Investors were a bit rattled this week when the government released its third and final estimate of first quarter 2014 Gross Domestic Product, or GDP. A nation’s GDP is the measure all economic activity within its borders during a given time frame, which means it’s our nation’s “report card” indicating how well we are all doing economically.
The revision indicated our economy contracted by an alarming 2.9 percent annual rate in the first quarter. This revised number represented a substantial increase in the rate of contraction over the previous estimate, which indicated the economy shrank by 1 percent.
The concern regarding a contractionary GDP number is it could be a sign the U.S. economy is entering a period of recession. In fact, the technical definition of recession is two consecutive quarters of negative GDP growth, so in effect the first quarter has actually laid the foundation for a technical recession, which won’t be officially “proclaimed” until after second quarter GDP numbers are released in late July.
Interestingly, soon after the collective gasp at the terrible first quarter revision, the stock market shrugged off the news and managed to finish higher for the day. So why would investors so quickly digest and disregard this negative number?

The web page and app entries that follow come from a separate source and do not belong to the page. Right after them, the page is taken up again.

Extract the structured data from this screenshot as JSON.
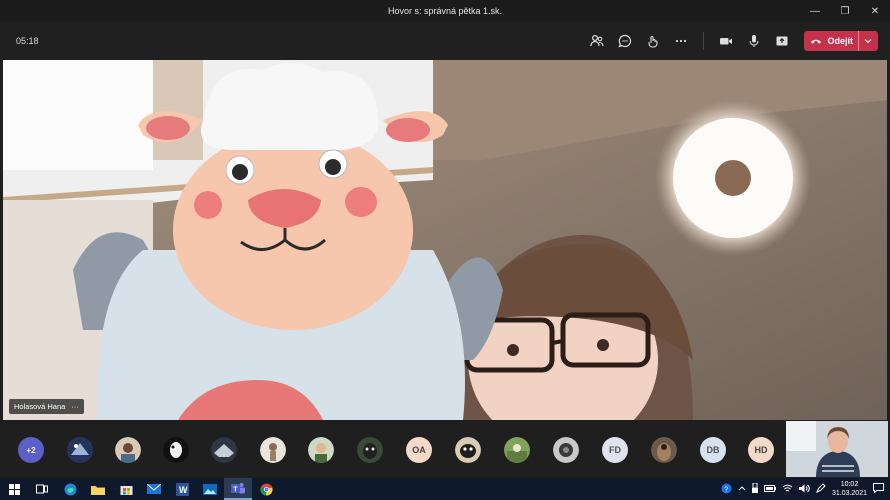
{
  "window": {
    "title": "Hovor s: správná pětka 1.sk."
  },
  "call": {
    "timer": "05:18",
    "leave_label": "Odejít",
    "accent": "#c4314b"
  },
  "video": {
    "speaker_name": "Holasová Hana",
    "more": "···"
  },
  "participants": {
    "overflow": "+2",
    "initials": [
      "OA",
      "FD",
      "DB",
      "HD"
    ]
  },
  "taskbar": {
    "time": "10:02",
    "date": "31.03.2021"
  }
}
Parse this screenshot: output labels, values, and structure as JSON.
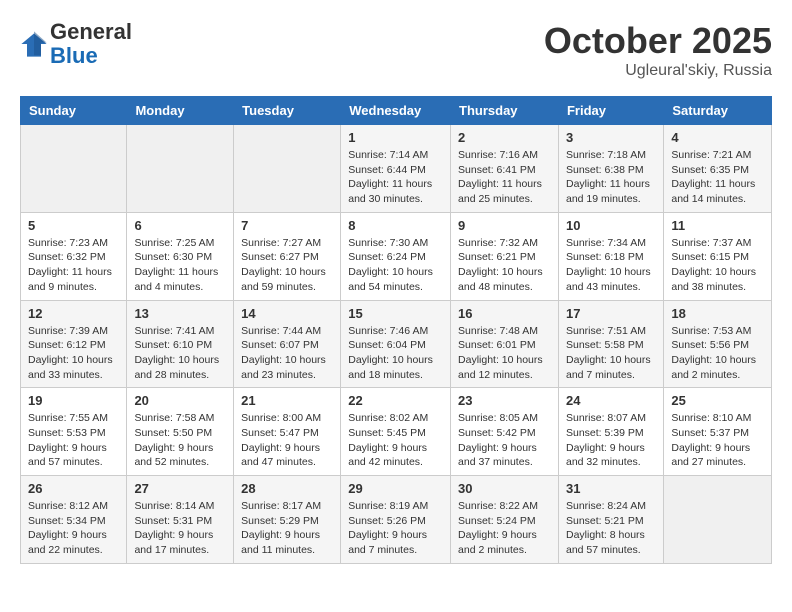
{
  "header": {
    "logo_line1": "General",
    "logo_line2": "Blue",
    "month": "October 2025",
    "location": "Ugleural'skiy, Russia"
  },
  "days_of_week": [
    "Sunday",
    "Monday",
    "Tuesday",
    "Wednesday",
    "Thursday",
    "Friday",
    "Saturday"
  ],
  "weeks": [
    [
      {
        "day": "",
        "info": ""
      },
      {
        "day": "",
        "info": ""
      },
      {
        "day": "",
        "info": ""
      },
      {
        "day": "1",
        "info": "Sunrise: 7:14 AM\nSunset: 6:44 PM\nDaylight: 11 hours\nand 30 minutes."
      },
      {
        "day": "2",
        "info": "Sunrise: 7:16 AM\nSunset: 6:41 PM\nDaylight: 11 hours\nand 25 minutes."
      },
      {
        "day": "3",
        "info": "Sunrise: 7:18 AM\nSunset: 6:38 PM\nDaylight: 11 hours\nand 19 minutes."
      },
      {
        "day": "4",
        "info": "Sunrise: 7:21 AM\nSunset: 6:35 PM\nDaylight: 11 hours\nand 14 minutes."
      }
    ],
    [
      {
        "day": "5",
        "info": "Sunrise: 7:23 AM\nSunset: 6:32 PM\nDaylight: 11 hours\nand 9 minutes."
      },
      {
        "day": "6",
        "info": "Sunrise: 7:25 AM\nSunset: 6:30 PM\nDaylight: 11 hours\nand 4 minutes."
      },
      {
        "day": "7",
        "info": "Sunrise: 7:27 AM\nSunset: 6:27 PM\nDaylight: 10 hours\nand 59 minutes."
      },
      {
        "day": "8",
        "info": "Sunrise: 7:30 AM\nSunset: 6:24 PM\nDaylight: 10 hours\nand 54 minutes."
      },
      {
        "day": "9",
        "info": "Sunrise: 7:32 AM\nSunset: 6:21 PM\nDaylight: 10 hours\nand 48 minutes."
      },
      {
        "day": "10",
        "info": "Sunrise: 7:34 AM\nSunset: 6:18 PM\nDaylight: 10 hours\nand 43 minutes."
      },
      {
        "day": "11",
        "info": "Sunrise: 7:37 AM\nSunset: 6:15 PM\nDaylight: 10 hours\nand 38 minutes."
      }
    ],
    [
      {
        "day": "12",
        "info": "Sunrise: 7:39 AM\nSunset: 6:12 PM\nDaylight: 10 hours\nand 33 minutes."
      },
      {
        "day": "13",
        "info": "Sunrise: 7:41 AM\nSunset: 6:10 PM\nDaylight: 10 hours\nand 28 minutes."
      },
      {
        "day": "14",
        "info": "Sunrise: 7:44 AM\nSunset: 6:07 PM\nDaylight: 10 hours\nand 23 minutes."
      },
      {
        "day": "15",
        "info": "Sunrise: 7:46 AM\nSunset: 6:04 PM\nDaylight: 10 hours\nand 18 minutes."
      },
      {
        "day": "16",
        "info": "Sunrise: 7:48 AM\nSunset: 6:01 PM\nDaylight: 10 hours\nand 12 minutes."
      },
      {
        "day": "17",
        "info": "Sunrise: 7:51 AM\nSunset: 5:58 PM\nDaylight: 10 hours\nand 7 minutes."
      },
      {
        "day": "18",
        "info": "Sunrise: 7:53 AM\nSunset: 5:56 PM\nDaylight: 10 hours\nand 2 minutes."
      }
    ],
    [
      {
        "day": "19",
        "info": "Sunrise: 7:55 AM\nSunset: 5:53 PM\nDaylight: 9 hours\nand 57 minutes."
      },
      {
        "day": "20",
        "info": "Sunrise: 7:58 AM\nSunset: 5:50 PM\nDaylight: 9 hours\nand 52 minutes."
      },
      {
        "day": "21",
        "info": "Sunrise: 8:00 AM\nSunset: 5:47 PM\nDaylight: 9 hours\nand 47 minutes."
      },
      {
        "day": "22",
        "info": "Sunrise: 8:02 AM\nSunset: 5:45 PM\nDaylight: 9 hours\nand 42 minutes."
      },
      {
        "day": "23",
        "info": "Sunrise: 8:05 AM\nSunset: 5:42 PM\nDaylight: 9 hours\nand 37 minutes."
      },
      {
        "day": "24",
        "info": "Sunrise: 8:07 AM\nSunset: 5:39 PM\nDaylight: 9 hours\nand 32 minutes."
      },
      {
        "day": "25",
        "info": "Sunrise: 8:10 AM\nSunset: 5:37 PM\nDaylight: 9 hours\nand 27 minutes."
      }
    ],
    [
      {
        "day": "26",
        "info": "Sunrise: 8:12 AM\nSunset: 5:34 PM\nDaylight: 9 hours\nand 22 minutes."
      },
      {
        "day": "27",
        "info": "Sunrise: 8:14 AM\nSunset: 5:31 PM\nDaylight: 9 hours\nand 17 minutes."
      },
      {
        "day": "28",
        "info": "Sunrise: 8:17 AM\nSunset: 5:29 PM\nDaylight: 9 hours\nand 11 minutes."
      },
      {
        "day": "29",
        "info": "Sunrise: 8:19 AM\nSunset: 5:26 PM\nDaylight: 9 hours\nand 7 minutes."
      },
      {
        "day": "30",
        "info": "Sunrise: 8:22 AM\nSunset: 5:24 PM\nDaylight: 9 hours\nand 2 minutes."
      },
      {
        "day": "31",
        "info": "Sunrise: 8:24 AM\nSunset: 5:21 PM\nDaylight: 8 hours\nand 57 minutes."
      },
      {
        "day": "",
        "info": ""
      }
    ]
  ]
}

The quick and easy answer is the weather. It is largely accepted the extreme winter weather experienced over much of the nation during the first three months of the year did much to derail and suppress economic activity in the U.S.
Long periods of cold and heavy snow bring construction projects to a halt, make transportation of goods difficult and cause us all to hole up at home, which impacts retail and restaurant sales. Having survived the polar vortex here in the Midwest, none of us need to be convinced the weather caused a lot of havoc earlier this year.

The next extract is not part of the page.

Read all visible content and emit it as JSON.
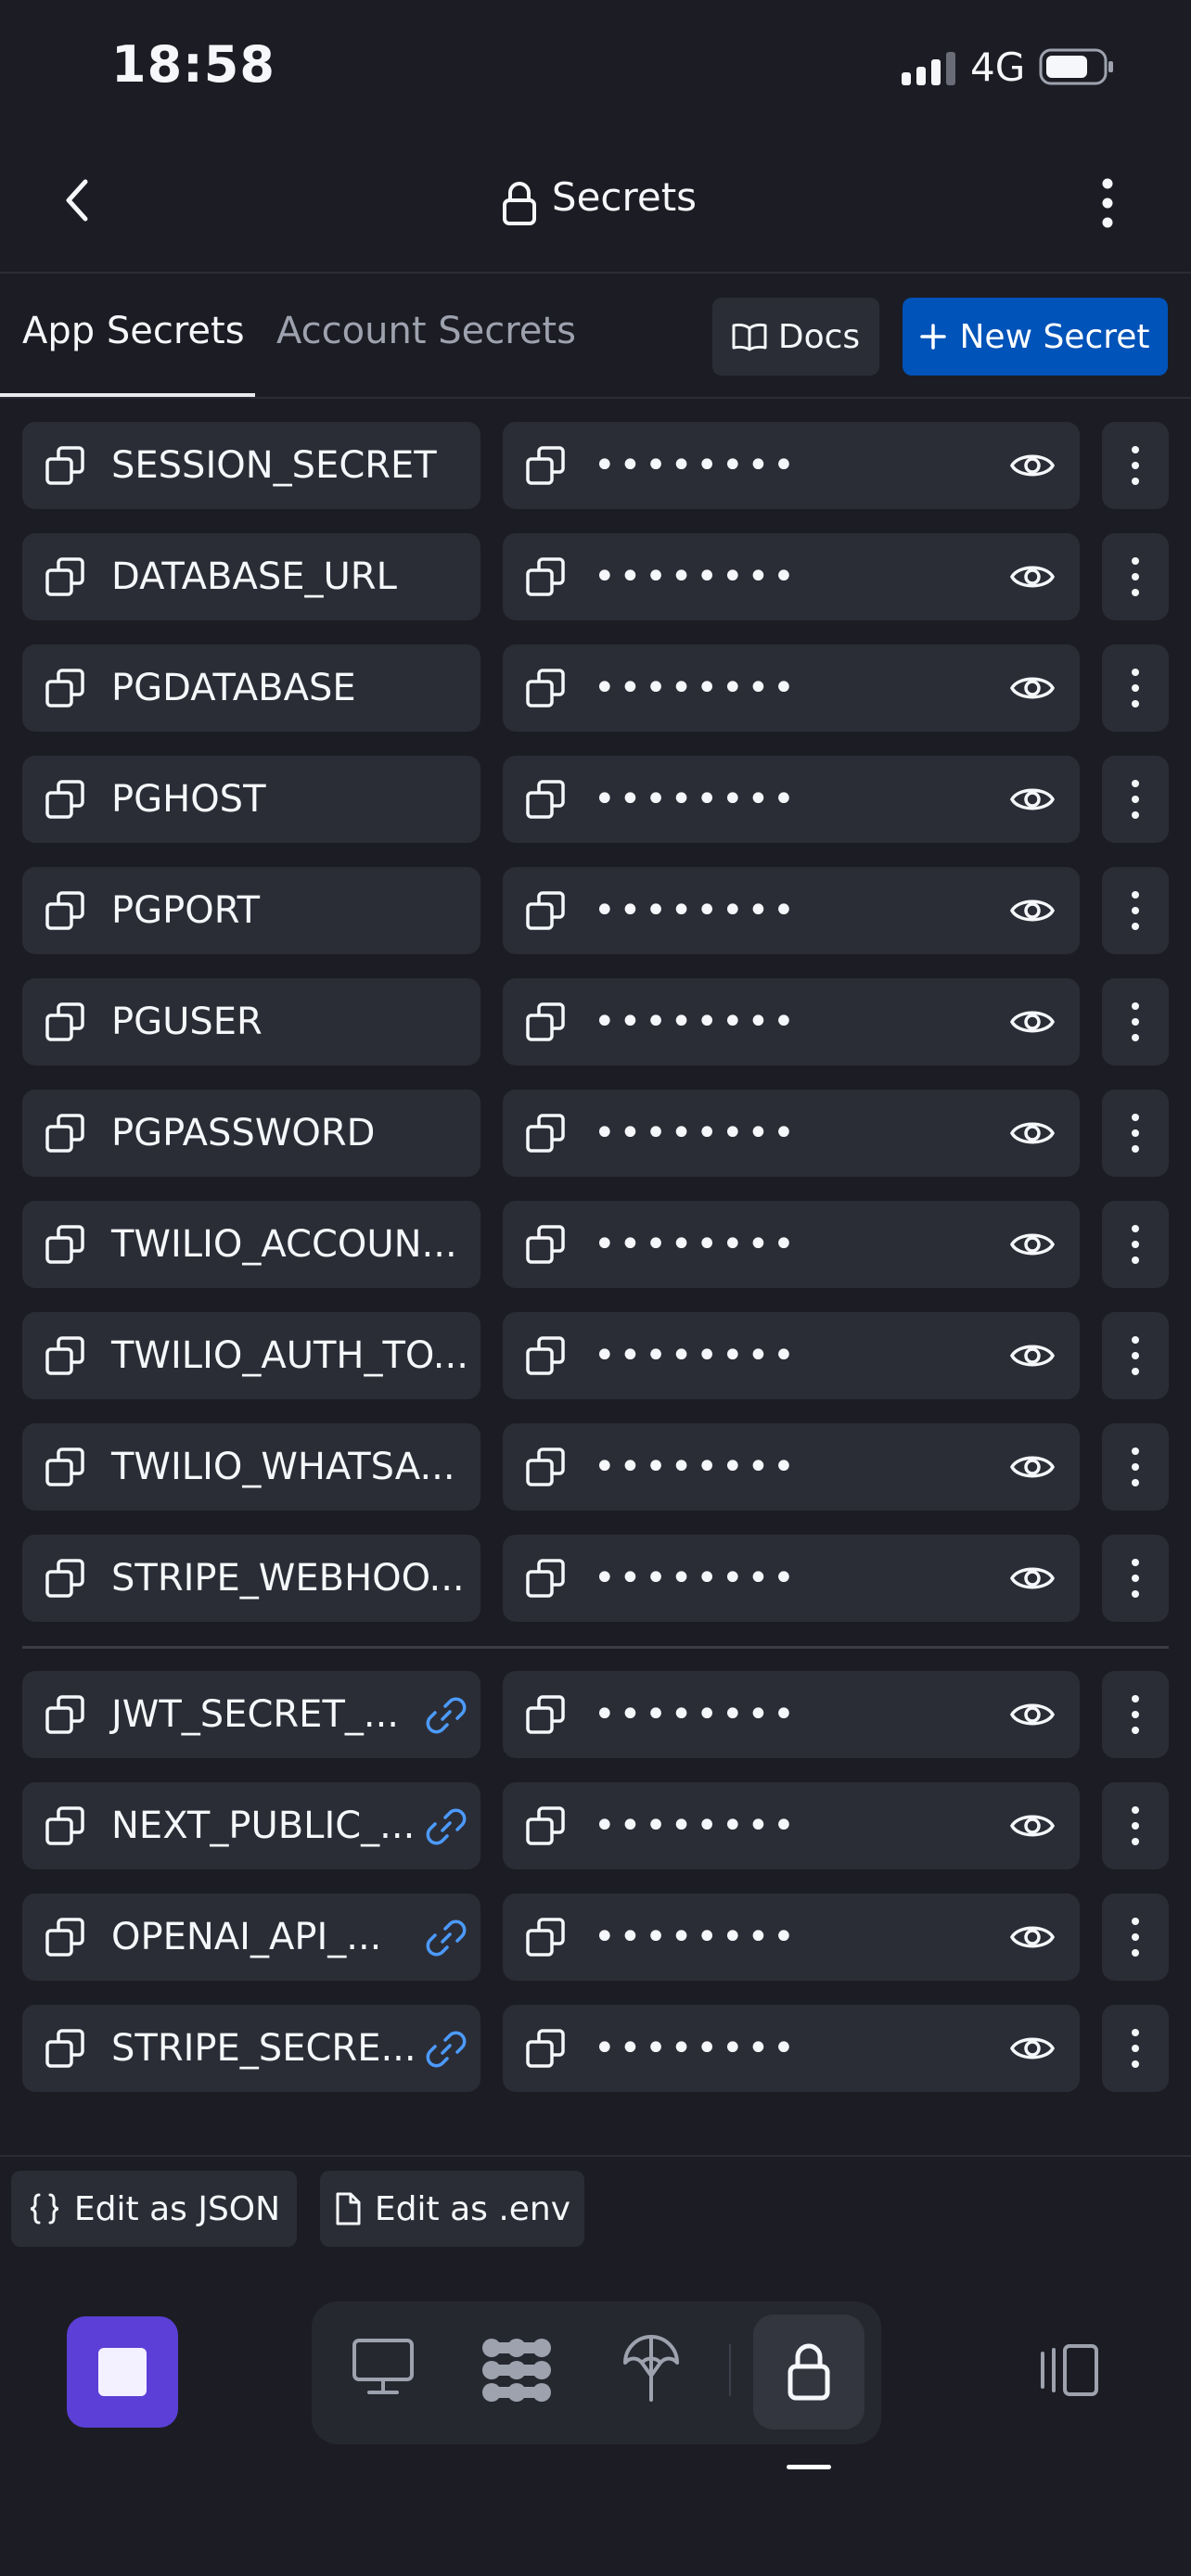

I think, however, other reasons investors quickly essentially ignored the negative GDP revision is because it just doesn’t feel like we are in a recession. While recessions are very difficult to predict, they do tend to be accompanied by other indicators, few of which are currently appearing.
At the front end of a recession we would expect the stock market to get more volatile; right now volatility is extremely low. We would expect job losses to appear; right now the economy is creating more than 200,000 jobs per month. We would expect consumer confidence to falter; right now consumer confidence is at a multiyear high. And, anecdotally, try to get a painter or a contractor to come out to your house for some summer projects right now – good luck with that, everyone is booked solid.
I will admit, this negative GDP number did get my attention. Like the stock market, however, after a few minutes of dwelling on the details I decided to file the number away as an event driven enigma and move on to things more current.